- [What you are asked to do] Would you give all of the records again, exactly as they read?

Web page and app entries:
------------------------------------------------------------------------

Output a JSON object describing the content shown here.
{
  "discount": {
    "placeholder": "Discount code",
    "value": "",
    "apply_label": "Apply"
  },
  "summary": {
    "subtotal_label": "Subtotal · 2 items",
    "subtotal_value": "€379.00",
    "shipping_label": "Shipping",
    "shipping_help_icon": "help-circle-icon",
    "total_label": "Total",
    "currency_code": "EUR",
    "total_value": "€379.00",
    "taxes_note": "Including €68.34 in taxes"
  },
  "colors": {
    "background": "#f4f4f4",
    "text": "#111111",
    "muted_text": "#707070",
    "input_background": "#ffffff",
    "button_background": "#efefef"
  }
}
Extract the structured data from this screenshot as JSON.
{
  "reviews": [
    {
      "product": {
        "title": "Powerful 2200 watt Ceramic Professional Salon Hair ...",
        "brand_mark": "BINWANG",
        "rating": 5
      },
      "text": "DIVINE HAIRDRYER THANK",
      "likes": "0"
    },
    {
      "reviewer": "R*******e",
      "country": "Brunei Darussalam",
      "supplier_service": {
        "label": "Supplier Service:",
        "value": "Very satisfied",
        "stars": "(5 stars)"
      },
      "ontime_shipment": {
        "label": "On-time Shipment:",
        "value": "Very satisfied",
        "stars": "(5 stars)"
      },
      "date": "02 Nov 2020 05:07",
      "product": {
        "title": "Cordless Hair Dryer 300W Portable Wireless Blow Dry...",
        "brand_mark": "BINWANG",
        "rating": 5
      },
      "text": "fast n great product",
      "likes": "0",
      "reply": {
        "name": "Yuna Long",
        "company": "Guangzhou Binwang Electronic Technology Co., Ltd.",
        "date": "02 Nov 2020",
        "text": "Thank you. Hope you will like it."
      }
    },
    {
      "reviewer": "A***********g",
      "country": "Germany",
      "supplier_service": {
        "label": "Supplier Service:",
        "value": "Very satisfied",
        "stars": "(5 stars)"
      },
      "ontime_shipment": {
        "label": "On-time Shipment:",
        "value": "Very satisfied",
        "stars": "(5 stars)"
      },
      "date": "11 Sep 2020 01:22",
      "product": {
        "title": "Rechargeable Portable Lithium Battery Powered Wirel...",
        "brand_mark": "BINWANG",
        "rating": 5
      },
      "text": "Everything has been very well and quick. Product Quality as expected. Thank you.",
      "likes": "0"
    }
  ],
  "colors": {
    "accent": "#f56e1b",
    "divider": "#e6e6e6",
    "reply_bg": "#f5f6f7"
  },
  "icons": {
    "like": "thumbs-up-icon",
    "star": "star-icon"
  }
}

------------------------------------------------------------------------

- [Solution for this task]
Output a JSON object describing the content shown here.
{
  "discount": {
    "placeholder": "Discount code",
    "value": "",
    "apply_label": "Apply"
  },
  "summary": {
    "subtotal_label": "Subtotal · 2 items",
    "subtotal_value": "€379.00",
    "shipping_label": "Shipping",
    "shipping_help_icon": "help-circle-icon",
    "total_label": "Total",
    "currency_code": "EUR",
    "total_value": "€379.00",
    "taxes_note": "Including €68.34 in taxes"
  },
  "colors": {
    "background": "#f4f4f4",
    "text": "#111111",
    "muted_text": "#707070",
    "input_background": "#ffffff",
    "button_background": "#efefef"
  }
}
Extract the structured data from this screenshot as JSON.
{
  "reviews": [
    {
      "product": {
        "title": "Powerful 2200 watt Ceramic Professional Salon Hair ...",
        "brand_mark": "BINWANG",
        "rating": 5
      },
      "text": "DIVINE HAIRDRYER THANK",
      "likes": "0"
    },
    {
      "reviewer": "R*******e",
      "country": "Brunei Darussalam",
      "supplier_service": {
        "label": "Supplier Service:",
        "value": "Very satisfied",
        "stars": "(5 stars)"
      },
      "ontime_shipment": {
        "label": "On-time Shipment:",
        "value": "Very satisfied",
        "stars": "(5 stars)"
      },
      "date": "02 Nov 2020 05:07",
      "product": {
        "title": "Cordless Hair Dryer 300W Portable Wireless Blow Dry...",
        "brand_mark": "BINWANG",
        "rating": 5
      },
      "text": "fast n great product",
      "likes": "0",
      "reply": {
        "name": "Yuna Long",
        "company": "Guangzhou Binwang Electronic Technology Co., Ltd.",
        "date": "02 Nov 2020",
        "text": "Thank you. Hope you will like it."
      }
    },
    {
      "reviewer": "A***********g",
      "country": "Germany",
      "supplier_service": {
        "label": "Supplier Service:",
        "value": "Very satisfied",
        "stars": "(5 stars)"
      },
      "ontime_shipment": {
        "label": "On-time Shipment:",
        "value": "Very satisfied",
        "stars": "(5 stars)"
      },
      "date": "11 Sep 2020 01:22",
      "product": {
        "title": "Rechargeable Portable Lithium Battery Powered Wirel...",
        "brand_mark": "BINWANG",
        "rating": 5
      },
      "text": "Everything has been very well and quick. Product Quality as expected. Thank you.",
      "likes": "0"
    }
  ],
  "colors": {
    "accent": "#f56e1b",
    "divider": "#e6e6e6",
    "reply_bg": "#f5f6f7"
  },
  "icons": {
    "like": "thumbs-up-icon",
    "star": "star-icon"
  }
}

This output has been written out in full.